  • One-off, bespoke coachwork by a legendary firm
  • Exceptionally elegant and beautifully detailed
  • Classic Car Club of America (CCCA) Full Classic
Addendum: Please note that the title is in transit.

One of very few surviving late Packard Twelves fitted with truly custom coachwork, this sumptuous 1938 1608 Twelve was ordered as a chassis by Doris Duke, heiress to the American Tobacco Company fortune. At the age of 25, Miss Duke was already the world’s wealthiest woman, and was a prominent figure in the society and gossip columns for much of her eight decades of life. She was a horticulturalist, a noted collector of jewelry and Oriental art, and a major philanthropist, and at various times was married to a U.S. Ambassador to Canada and to infamous sportsman Porfirio Rubirosa.

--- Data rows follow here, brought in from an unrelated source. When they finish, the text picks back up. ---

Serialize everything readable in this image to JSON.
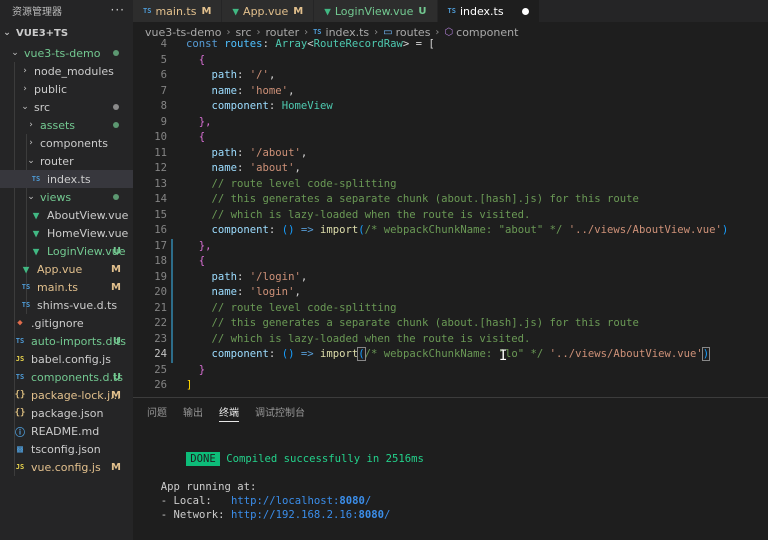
{
  "explorer": {
    "title": "资源管理器",
    "more": "···",
    "project": "VUE3+TS",
    "items": [
      {
        "label": "vue3-ts-demo",
        "status": "dot-green"
      },
      {
        "label": "node_modules"
      },
      {
        "label": "public"
      },
      {
        "label": "src",
        "status": "dot-gray"
      },
      {
        "label": "assets",
        "status": "dot-green"
      },
      {
        "label": "components"
      },
      {
        "label": "router"
      },
      {
        "label": "index.ts",
        "icon": "TS"
      },
      {
        "label": "views",
        "status": "dot-green"
      },
      {
        "label": "AboutView.vue"
      },
      {
        "label": "HomeView.vue"
      },
      {
        "label": "LoginView.vue",
        "badge": "U"
      },
      {
        "label": "App.vue",
        "badge": "M"
      },
      {
        "label": "main.ts",
        "icon": "TS",
        "badge": "M"
      },
      {
        "label": "shims-vue.d.ts",
        "icon": "TS"
      },
      {
        "label": ".gitignore"
      },
      {
        "label": "auto-imports.d.ts",
        "icon": "TS",
        "badge": "U"
      },
      {
        "label": "babel.config.js",
        "icon": "JS"
      },
      {
        "label": "components.d.ts",
        "icon": "TS",
        "badge": "U"
      },
      {
        "label": "package-lock.j...",
        "icon": "{}",
        "badge": "M"
      },
      {
        "label": "package.json",
        "icon": "{}"
      },
      {
        "label": "README.md"
      },
      {
        "label": "tsconfig.json"
      },
      {
        "label": "vue.config.js",
        "icon": "JS",
        "badge": "M"
      }
    ]
  },
  "tabs": [
    {
      "label": "main.ts",
      "icon": "TS",
      "badge": "M"
    },
    {
      "label": "App.vue",
      "badge": "M"
    },
    {
      "label": "LoginView.vue",
      "badge": "U"
    },
    {
      "label": "index.ts",
      "icon": "TS",
      "active": true
    }
  ],
  "breadcrumb": [
    "vue3-ts-demo",
    "src",
    "router",
    "index.ts",
    "routes",
    "component"
  ],
  "code": {
    "line_numbers": [
      "4",
      "5",
      "6",
      "7",
      "8",
      "9",
      "10",
      "11",
      "12",
      "13",
      "14",
      "15",
      "16",
      "17",
      "18",
      "19",
      "20",
      "21",
      "22",
      "23",
      "24",
      "25",
      "26"
    ],
    "lines": {
      "l4_a": "const",
      "l4_b": "routes",
      "l4_c": ": ",
      "l4_d": "Array",
      "l4_e": "<",
      "l4_f": "RouteRecordRaw",
      "l4_g": "> = [",
      "l5": "{",
      "l6_k": "path",
      "l6_v": "'/'",
      "l7_k": "name",
      "l7_v": "'home'",
      "l8_k": "component",
      "l8_v": "HomeView",
      "l9": "},",
      "l10": "{",
      "l11_k": "path",
      "l11_v": "'/about'",
      "l12_k": "name",
      "l12_v": "'about'",
      "l13": "// route level code-splitting",
      "l14": "// this generates a separate chunk (about.[hash].js) for this route",
      "l15": "// which is lazy-loaded when the route is visited.",
      "l16_k": "component",
      "l16_arrow": "=>",
      "l16_fn": "import",
      "l16_cmt": "/* webpackChunkName: \"about\" */",
      "l16_str": "'../views/AboutView.vue'",
      "l17": "},",
      "l18": "{",
      "l19_k": "path",
      "l19_v": "'/login'",
      "l20_k": "name",
      "l20_v": "'login'",
      "l21": "// route level code-splitting",
      "l22": "// this generates a separate chunk (about.[hash].js) for this route",
      "l23": "// which is lazy-loaded when the route is visited.",
      "l24_k": "component",
      "l24_arrow": "=>",
      "l24_fn": "import",
      "l24_cmt": "/* webpackChunkName: \"lo\" */",
      "l24_str": "'../views/AboutView.vue'",
      "l25": "}",
      "l26": "]"
    }
  },
  "panel": {
    "tabs": [
      "问题",
      "输出",
      "终端",
      "调试控制台"
    ],
    "active_tab": "终端",
    "terminal": {
      "done": "DONE",
      "compiled": "Compiled successfully in 2516ms",
      "app_running": "App running at:",
      "local_label": "- Local:   ",
      "local_url_a": "http://localhost:",
      "local_port": "8080",
      "local_url_b": "/",
      "network_label": "- Network: ",
      "network_url_a": "http://192.168.2.16:",
      "network_port": "8080",
      "network_url_b": "/"
    }
  },
  "colors": {
    "modified": "#e2c08d",
    "untracked": "#73c991",
    "ts": "#4e9bd6",
    "vue": "#41b883"
  }
}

The Duke Twelve was custom-bodied by Rollston, New York’s most famous and costly coachbuilder, as a modern landaulet, a limousine with a convertible section over the rear seat. Similar in style to a Rollston body produced for the Duesenberg Model J, number J-577, the body featured a relatively rakish one-piece windshield, as well as a lavishly appointed interior with a clock and speedometer. It also featured storage for cocktail accouterments in the rear passenger compartment. Controls for the radio were placed literally at Miss Duke’s hand, in the right rear armrest.

Reportedly the car was delivered to Duke Farms in Hillsborough, New Jersey, and was used to transport its owner on her regular trips between the Garden State and her summer “cottage,” Rough Point in Newport, Rhode Island. Both landmark homes are today restored and open to the public.

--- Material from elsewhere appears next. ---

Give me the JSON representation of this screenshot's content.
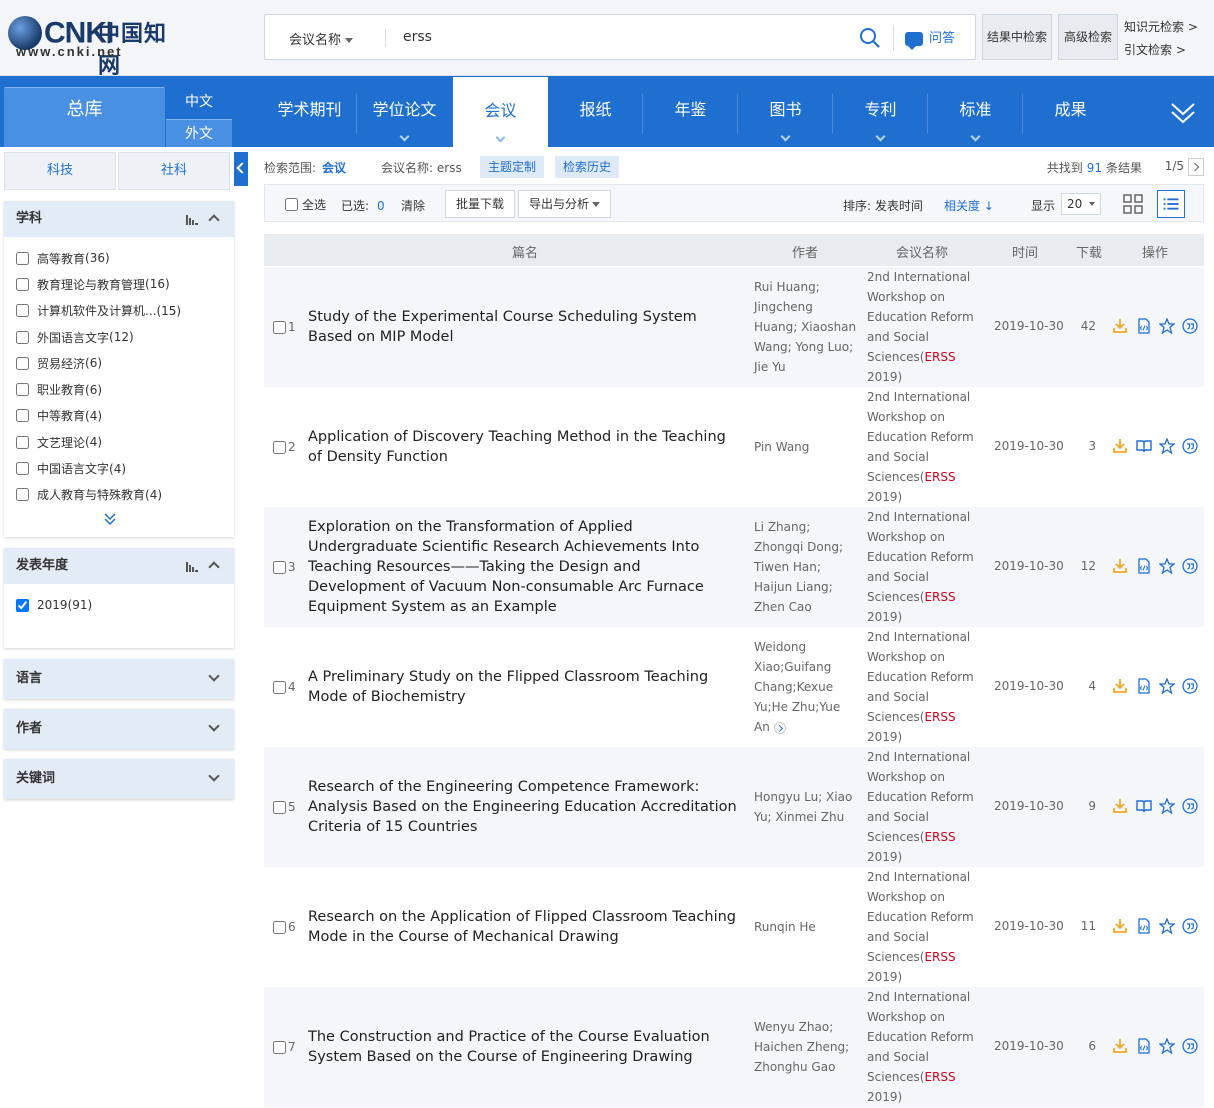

The current owner located the fascinating and beautiful one-off Packard in New Jersey in 2007, still wearing its “D.D.” monograms and owned by Charles Patterson. Ray’s Auto Restoration of Webster, Massachusetts, a noted local Packard specialist, oversaw its complete restoration to original condition, including the correct original Duke color scheme, over a two-year period. Fittingly, given its early history, it was first shown at the Newport Concours d’Elegance in 2009, winning Best Pre-War Open Car.

Arguably one of the most significant and desirable late Twelves, this is a spectacular “full custom” Packard, with rich social history that is difficult to match. It is an automobile deserving of “The Richest Girl in the World.”